Description of the task:
The answer must consist of every line below that holds the word "title".

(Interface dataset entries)
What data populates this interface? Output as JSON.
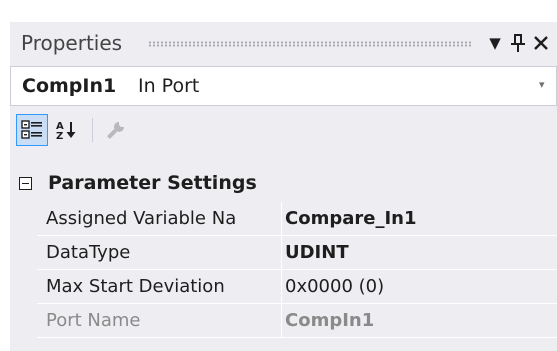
{
  "panel": {
    "title": "Properties",
    "buttons": {
      "dropdown_glyph": "▼",
      "pin_glyph": "ᛘ",
      "close_glyph": "✕"
    }
  },
  "selector": {
    "object_name": "CompIn1",
    "object_type": "In Port",
    "caret": "▾"
  },
  "toolbar": {
    "icons": [
      "categorized-icon",
      "alphabetical-icon",
      "property-pages-icon"
    ]
  },
  "category": {
    "label": "Parameter Settings",
    "expanded": true
  },
  "properties": [
    {
      "name": "Assigned Variable Na",
      "value": "Compare_In1",
      "value_bold": true,
      "readonly": false
    },
    {
      "name": "DataType",
      "value": "UDINT",
      "value_bold": true,
      "readonly": false
    },
    {
      "name": "Max Start Deviation",
      "value": "0x0000 (0)",
      "value_bold": false,
      "readonly": false
    },
    {
      "name": "Port Name",
      "value": "CompIn1",
      "value_bold": true,
      "readonly": true
    }
  ],
  "colors": {
    "background": "#eeeef2",
    "selected_tool": "#c9def5",
    "selected_border": "#3399ff",
    "readonly_text": "#8a8a8a"
  }
}
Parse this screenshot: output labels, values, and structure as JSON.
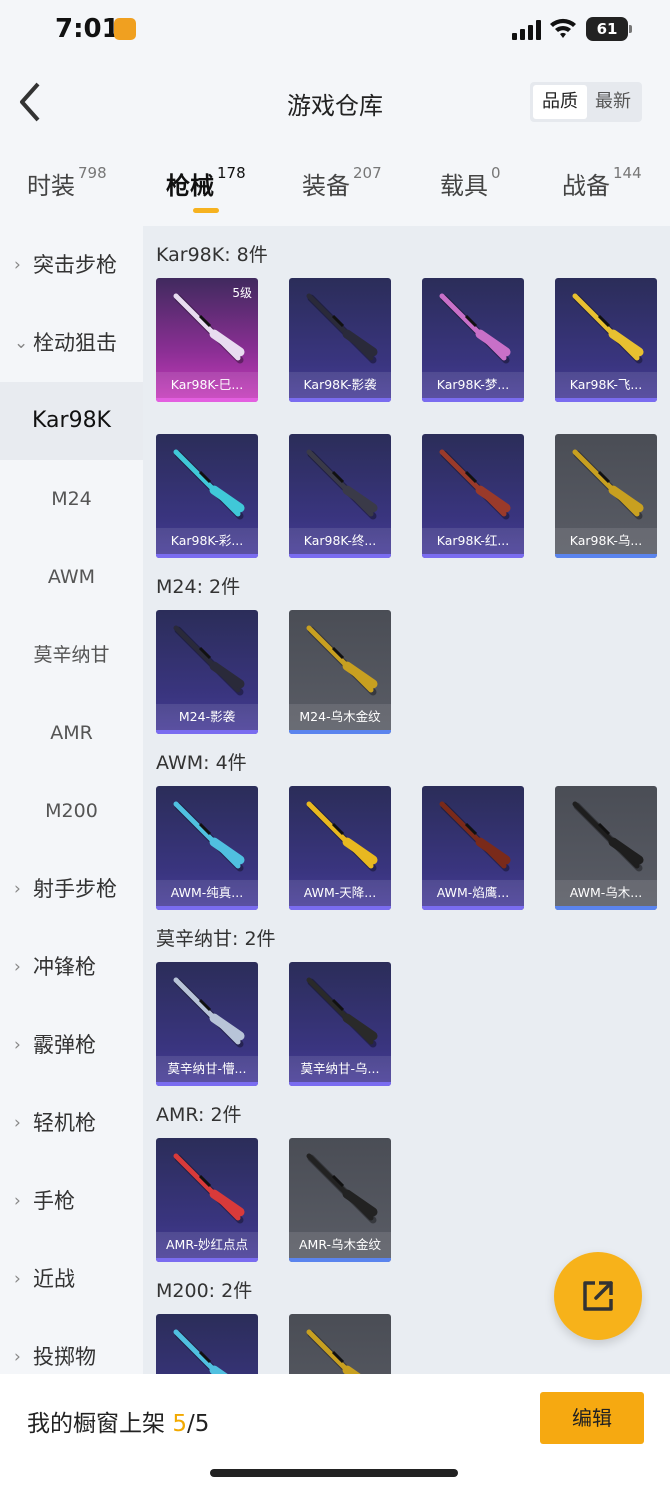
{
  "status": {
    "time": "7:01",
    "battery": "61"
  },
  "header": {
    "title": "游戏仓库",
    "sort_options": [
      "品质",
      "最新"
    ]
  },
  "tabs": [
    {
      "label": "时装",
      "count": "798"
    },
    {
      "label": "枪械",
      "count": "178"
    },
    {
      "label": "装备",
      "count": "207"
    },
    {
      "label": "载具",
      "count": "0"
    },
    {
      "label": "战备",
      "count": "144"
    }
  ],
  "sidebar": {
    "items": [
      "突击步枪",
      "栓动狙击",
      "Kar98K",
      "M24",
      "AWM",
      "莫辛纳甘",
      "AMR",
      "M200",
      "射手步枪",
      "冲锋枪",
      "霰弹枪",
      "轻机枪",
      "手枪",
      "近战",
      "投掷物"
    ]
  },
  "sections": [
    {
      "title": "Kar98K: 8件",
      "items": [
        {
          "name": "Kar98K-巳...",
          "badge": "5级",
          "rarity": "pink",
          "gun_color": "#e8dcf0"
        },
        {
          "name": "Kar98K-影袭",
          "rarity": "purple",
          "gun_color": "#2a2a3a"
        },
        {
          "name": "Kar98K-梦...",
          "rarity": "purple",
          "gun_color": "#c870c8"
        },
        {
          "name": "Kar98K-飞...",
          "rarity": "purple",
          "gun_color": "#e8c030"
        },
        {
          "name": "Kar98K-彩...",
          "rarity": "purple",
          "gun_color": "#40c8d8"
        },
        {
          "name": "Kar98K-终...",
          "rarity": "purple",
          "gun_color": "#3a3a48"
        },
        {
          "name": "Kar98K-红...",
          "rarity": "purple",
          "gun_color": "#9a3a2a"
        },
        {
          "name": "Kar98K-乌...",
          "rarity": "gray",
          "gun_color": "#c8a020"
        }
      ]
    },
    {
      "title": "M24: 2件",
      "items": [
        {
          "name": "M24-影袭",
          "rarity": "purple",
          "gun_color": "#2a2a3a"
        },
        {
          "name": "M24-乌木金纹",
          "rarity": "gray",
          "gun_color": "#c8a020"
        }
      ]
    },
    {
      "title": "AWM: 4件",
      "items": [
        {
          "name": "AWM-纯真...",
          "rarity": "purple",
          "gun_color": "#50c0e0"
        },
        {
          "name": "AWM-天降...",
          "rarity": "purple",
          "gun_color": "#e8b820"
        },
        {
          "name": "AWM-焰鹰...",
          "rarity": "purple",
          "gun_color": "#7a2a1a"
        },
        {
          "name": "AWM-乌木...",
          "rarity": "gray",
          "gun_color": "#1e1e1e"
        }
      ]
    },
    {
      "title": "莫辛纳甘: 2件",
      "items": [
        {
          "name": "莫辛纳甘-懵...",
          "rarity": "purple",
          "gun_color": "#b8c4d8"
        },
        {
          "name": "莫辛纳甘-乌...",
          "rarity": "purple",
          "gun_color": "#2a2a2a"
        }
      ]
    },
    {
      "title": "AMR: 2件",
      "items": [
        {
          "name": "AMR-妙红点点",
          "rarity": "purple",
          "gun_color": "#d83a3a"
        },
        {
          "name": "AMR-乌木金纹",
          "rarity": "gray",
          "gun_color": "#222222"
        }
      ]
    },
    {
      "title": "M200: 2件",
      "items": [
        {
          "name": "",
          "rarity": "purple",
          "gun_color": "#50c0e0"
        },
        {
          "name": "",
          "rarity": "gray",
          "gun_color": "#c8a020"
        }
      ]
    }
  ],
  "bottom": {
    "showcase_label": "我的橱窗上架",
    "showcase_current": "5",
    "showcase_total": "/5",
    "edit_label": "编辑"
  },
  "icons": {
    "back": "back-arrow-icon",
    "share": "share-external-icon",
    "chevron": "chevron-icon"
  },
  "colors": {
    "accent": "#f6a911",
    "tab_underline": "#f6b220"
  }
}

Exercise solution:
    "title": "Properties",
    "title": "游戏仓库",
      "title": "Kar98K: 8件",
      "title": "M24: 2件",
      "title": "AWM: 4件",
      "title": "莫辛纳甘: 2件",
      "title": "AMR: 2件",
      "title": "M200: 2件",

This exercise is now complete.